Plaques attached to the Pioneer 10 and 11 probes illustrated the hyperfine transition of nuetral hydrogen (upper left) to serve as a yardstick for the other images, which include a map of our Sun's position relative to several pulsars, a drawing of which planet in our solar system the probe came from, and drawings of a man and woman relative in size to the spacecraft itself.

I've had the opportunity to talk to a couple of people who worked with Dr. Sagan on a professional level, and they paint a more complex picture of the man. Frankly, they didn't like him. One made an arch comment about a book written by "Carl and one of his several wives" (he had three). Maybe Sagan was a pompous jerk, and maybe they were jealous of his fame disproportionate to what they considered his scientific accomplishments. I found it interesting that I heard almost identical comments from people who'd encountered paleontologist Stephen Jay Gould, another great popularizer of science. I wish Sagan had resisted later urges to dabble in sociology and politics, where I think he was out of his depth. And there's the well-known story about Sagan suing Apple Corp. to stop them from using his name as the internal company code name for a new computer system; Apple promptly changed the project's code name to "Butt-Head Astronomer," and he sued them for that as well.

Regardless, becoming aware of his blemished reputation in at least some quarters tarnished him only slightly in my eyes, and I think his critics missed a very important point: how the public views, understands, supports, and applies science can in the long run be just as important as the science itself. In that, Sagan's contributions were unique and immense. Working that seam where science and society intersect is still something I hope to dedicate my own time and effort to.

Finally, near the end of his life when I was all grown up and thought I'd wrung just about all the inspiration from Dr. Sagan that I could, he wrote a book titled The Demon-Haunted World: Science as a Candle in the Dark, that is just about perfect. This is one of my desert-island books, the one that most perfectly captures my own thoughts about how a person ought to think about and approach the universe. It is a stirring defense of the beauty and utility of science, reason, and skepticism. I think it's a great work. If not for those plaques already beyond the orbit of Pluto, it would be a perfectly suitable monument to the man.

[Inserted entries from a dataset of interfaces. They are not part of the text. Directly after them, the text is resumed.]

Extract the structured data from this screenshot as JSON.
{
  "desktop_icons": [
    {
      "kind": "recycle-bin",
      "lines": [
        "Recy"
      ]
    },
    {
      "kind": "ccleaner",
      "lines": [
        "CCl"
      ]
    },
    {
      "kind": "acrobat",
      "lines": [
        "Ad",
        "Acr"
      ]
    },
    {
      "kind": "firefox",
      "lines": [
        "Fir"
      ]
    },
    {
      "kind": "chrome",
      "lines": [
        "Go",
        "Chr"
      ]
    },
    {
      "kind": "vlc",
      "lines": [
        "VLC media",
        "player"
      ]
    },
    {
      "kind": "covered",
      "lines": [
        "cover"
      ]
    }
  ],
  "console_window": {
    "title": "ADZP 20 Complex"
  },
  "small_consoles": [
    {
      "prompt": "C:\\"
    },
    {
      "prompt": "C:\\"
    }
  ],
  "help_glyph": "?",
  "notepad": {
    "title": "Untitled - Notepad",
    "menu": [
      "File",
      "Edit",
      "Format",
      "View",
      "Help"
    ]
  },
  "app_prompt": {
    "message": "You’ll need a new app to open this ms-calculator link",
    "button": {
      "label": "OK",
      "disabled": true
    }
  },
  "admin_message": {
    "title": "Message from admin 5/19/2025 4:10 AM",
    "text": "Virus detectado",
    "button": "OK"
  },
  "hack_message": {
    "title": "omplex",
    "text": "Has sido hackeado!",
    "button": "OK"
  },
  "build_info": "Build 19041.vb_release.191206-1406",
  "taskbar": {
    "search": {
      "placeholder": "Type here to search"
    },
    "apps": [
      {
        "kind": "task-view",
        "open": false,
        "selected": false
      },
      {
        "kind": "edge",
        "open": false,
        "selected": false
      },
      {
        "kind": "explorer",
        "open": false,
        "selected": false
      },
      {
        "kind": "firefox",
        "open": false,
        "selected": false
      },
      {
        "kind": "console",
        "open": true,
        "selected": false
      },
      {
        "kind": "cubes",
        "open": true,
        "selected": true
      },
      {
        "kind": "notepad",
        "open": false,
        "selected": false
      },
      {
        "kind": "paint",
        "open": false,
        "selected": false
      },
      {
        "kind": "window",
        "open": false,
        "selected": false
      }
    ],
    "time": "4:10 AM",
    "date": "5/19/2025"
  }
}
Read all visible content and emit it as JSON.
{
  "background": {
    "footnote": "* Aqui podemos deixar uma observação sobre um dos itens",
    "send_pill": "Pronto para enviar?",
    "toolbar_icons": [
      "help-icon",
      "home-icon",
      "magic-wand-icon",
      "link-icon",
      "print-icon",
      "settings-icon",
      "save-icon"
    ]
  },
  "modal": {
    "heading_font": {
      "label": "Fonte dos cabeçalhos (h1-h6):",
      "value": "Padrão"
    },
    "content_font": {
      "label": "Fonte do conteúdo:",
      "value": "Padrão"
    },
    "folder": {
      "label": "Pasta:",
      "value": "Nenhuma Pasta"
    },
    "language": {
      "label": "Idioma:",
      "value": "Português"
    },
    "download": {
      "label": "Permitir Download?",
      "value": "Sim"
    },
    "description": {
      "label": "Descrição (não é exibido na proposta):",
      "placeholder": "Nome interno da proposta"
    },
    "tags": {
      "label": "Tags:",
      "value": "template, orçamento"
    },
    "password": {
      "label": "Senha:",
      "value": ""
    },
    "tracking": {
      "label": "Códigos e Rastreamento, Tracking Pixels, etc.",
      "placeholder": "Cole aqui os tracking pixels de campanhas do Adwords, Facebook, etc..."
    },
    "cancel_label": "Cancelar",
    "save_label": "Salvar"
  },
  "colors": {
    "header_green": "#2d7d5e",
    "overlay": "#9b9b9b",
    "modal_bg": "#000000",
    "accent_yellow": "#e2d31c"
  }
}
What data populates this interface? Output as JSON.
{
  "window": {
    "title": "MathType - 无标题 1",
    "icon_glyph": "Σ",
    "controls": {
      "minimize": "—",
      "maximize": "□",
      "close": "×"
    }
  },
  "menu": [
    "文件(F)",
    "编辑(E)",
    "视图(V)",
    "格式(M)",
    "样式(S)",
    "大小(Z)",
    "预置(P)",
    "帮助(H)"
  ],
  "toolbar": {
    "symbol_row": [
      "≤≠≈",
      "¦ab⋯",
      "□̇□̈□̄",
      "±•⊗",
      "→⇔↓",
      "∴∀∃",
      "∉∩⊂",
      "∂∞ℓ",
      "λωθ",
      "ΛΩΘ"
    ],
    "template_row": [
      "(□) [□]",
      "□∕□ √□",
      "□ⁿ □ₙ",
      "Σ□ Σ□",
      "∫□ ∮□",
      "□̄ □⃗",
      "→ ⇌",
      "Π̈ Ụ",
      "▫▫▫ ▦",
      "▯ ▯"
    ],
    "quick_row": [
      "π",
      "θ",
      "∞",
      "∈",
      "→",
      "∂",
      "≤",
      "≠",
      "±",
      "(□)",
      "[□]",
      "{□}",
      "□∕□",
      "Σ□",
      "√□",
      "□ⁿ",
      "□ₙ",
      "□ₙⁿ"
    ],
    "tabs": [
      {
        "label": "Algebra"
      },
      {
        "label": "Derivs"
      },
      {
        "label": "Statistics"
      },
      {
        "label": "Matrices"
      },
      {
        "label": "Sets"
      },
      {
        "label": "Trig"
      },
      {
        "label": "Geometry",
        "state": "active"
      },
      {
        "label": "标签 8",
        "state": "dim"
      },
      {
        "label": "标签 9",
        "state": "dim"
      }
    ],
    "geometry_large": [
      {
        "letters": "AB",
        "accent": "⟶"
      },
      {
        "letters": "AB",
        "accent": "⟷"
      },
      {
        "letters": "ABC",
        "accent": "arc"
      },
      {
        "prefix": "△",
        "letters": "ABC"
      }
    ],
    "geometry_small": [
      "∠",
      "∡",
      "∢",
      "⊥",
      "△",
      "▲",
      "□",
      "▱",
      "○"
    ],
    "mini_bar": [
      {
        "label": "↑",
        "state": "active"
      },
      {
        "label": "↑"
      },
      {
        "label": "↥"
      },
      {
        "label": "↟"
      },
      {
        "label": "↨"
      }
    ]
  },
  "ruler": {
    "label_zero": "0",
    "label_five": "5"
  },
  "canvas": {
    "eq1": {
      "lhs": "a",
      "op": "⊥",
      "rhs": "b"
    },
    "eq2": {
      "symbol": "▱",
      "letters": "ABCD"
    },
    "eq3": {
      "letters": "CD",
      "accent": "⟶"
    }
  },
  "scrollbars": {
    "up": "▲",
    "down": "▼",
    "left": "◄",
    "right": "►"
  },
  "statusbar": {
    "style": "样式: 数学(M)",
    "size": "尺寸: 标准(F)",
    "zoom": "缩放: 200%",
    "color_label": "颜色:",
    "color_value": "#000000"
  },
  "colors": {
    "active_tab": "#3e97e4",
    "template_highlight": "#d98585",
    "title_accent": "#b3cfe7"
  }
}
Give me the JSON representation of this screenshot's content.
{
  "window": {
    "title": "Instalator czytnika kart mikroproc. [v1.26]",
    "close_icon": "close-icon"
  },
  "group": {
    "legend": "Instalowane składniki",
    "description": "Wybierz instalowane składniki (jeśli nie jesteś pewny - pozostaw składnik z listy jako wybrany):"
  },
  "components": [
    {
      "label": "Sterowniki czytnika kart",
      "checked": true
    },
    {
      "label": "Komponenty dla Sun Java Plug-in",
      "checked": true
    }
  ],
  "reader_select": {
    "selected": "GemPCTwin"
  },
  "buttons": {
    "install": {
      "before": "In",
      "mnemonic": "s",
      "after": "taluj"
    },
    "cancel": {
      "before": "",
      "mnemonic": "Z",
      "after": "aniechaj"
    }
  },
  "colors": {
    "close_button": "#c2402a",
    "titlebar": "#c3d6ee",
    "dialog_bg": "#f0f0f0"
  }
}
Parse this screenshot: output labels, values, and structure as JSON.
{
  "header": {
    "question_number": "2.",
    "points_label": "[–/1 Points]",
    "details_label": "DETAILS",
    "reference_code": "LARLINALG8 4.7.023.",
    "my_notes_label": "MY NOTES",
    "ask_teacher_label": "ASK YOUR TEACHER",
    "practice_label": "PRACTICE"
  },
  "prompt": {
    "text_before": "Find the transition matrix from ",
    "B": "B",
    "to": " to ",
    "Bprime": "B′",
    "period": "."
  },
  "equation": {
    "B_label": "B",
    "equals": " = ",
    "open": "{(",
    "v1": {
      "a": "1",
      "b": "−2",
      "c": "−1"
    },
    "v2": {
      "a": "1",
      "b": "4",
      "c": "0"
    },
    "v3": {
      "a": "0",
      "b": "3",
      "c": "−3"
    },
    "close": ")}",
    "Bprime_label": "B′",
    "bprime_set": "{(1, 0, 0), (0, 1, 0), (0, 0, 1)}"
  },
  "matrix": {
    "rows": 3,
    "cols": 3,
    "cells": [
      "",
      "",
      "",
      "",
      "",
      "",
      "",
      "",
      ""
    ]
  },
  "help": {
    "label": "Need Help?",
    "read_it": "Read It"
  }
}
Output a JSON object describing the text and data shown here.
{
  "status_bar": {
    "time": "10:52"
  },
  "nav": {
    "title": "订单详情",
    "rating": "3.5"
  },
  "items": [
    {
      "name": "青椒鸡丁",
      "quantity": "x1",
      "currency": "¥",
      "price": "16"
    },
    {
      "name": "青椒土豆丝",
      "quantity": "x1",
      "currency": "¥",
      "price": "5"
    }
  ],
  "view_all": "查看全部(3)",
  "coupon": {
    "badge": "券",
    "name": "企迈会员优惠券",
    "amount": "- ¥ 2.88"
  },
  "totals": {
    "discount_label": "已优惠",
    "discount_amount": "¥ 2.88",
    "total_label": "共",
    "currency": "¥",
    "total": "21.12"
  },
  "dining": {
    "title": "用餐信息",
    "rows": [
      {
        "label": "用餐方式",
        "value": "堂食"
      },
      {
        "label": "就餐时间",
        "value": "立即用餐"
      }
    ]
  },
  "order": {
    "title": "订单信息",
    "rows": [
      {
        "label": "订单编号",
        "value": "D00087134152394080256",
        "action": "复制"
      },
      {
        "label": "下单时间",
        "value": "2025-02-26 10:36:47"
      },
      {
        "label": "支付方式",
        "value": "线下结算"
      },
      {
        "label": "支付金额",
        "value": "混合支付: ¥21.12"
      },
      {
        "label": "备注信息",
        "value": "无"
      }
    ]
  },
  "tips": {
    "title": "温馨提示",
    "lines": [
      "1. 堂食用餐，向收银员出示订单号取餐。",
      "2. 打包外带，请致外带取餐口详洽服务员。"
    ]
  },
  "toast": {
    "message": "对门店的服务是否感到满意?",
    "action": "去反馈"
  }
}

I have a foreboding of an America in my children's or grandchildren's time--when the United States is a service and information economy; when nearly all the key manufacturing industries have slipped away to other countries; when awesome technological powers are in the hands of a very few, and no one representing the public interest can even grasp the issues; when the people have lost the ability to set their own agendas or knowledgeably question those in authority; when, clutching our crystals and nervously consulting our horoscopes, our critical faculties in decline, unable to distinguish between what feels good and what's true, we slide, almost without noticing, back into superstition and darkness.

1 comment:

Mike Lynch said...

Great posting.

My Dad used to live a couple of miles from where Sagan did in Ithaca, NY. Once we drove through the very, very nice neighborhood where he lived. I never met him -- this all was after he had passed away.

The quote from Sagan at the end of your blog is, of course, coming true -- we are lost as a people. In darker moments, I think the only thing most people think about is consumption: Wal-Mart, TV, food, etc.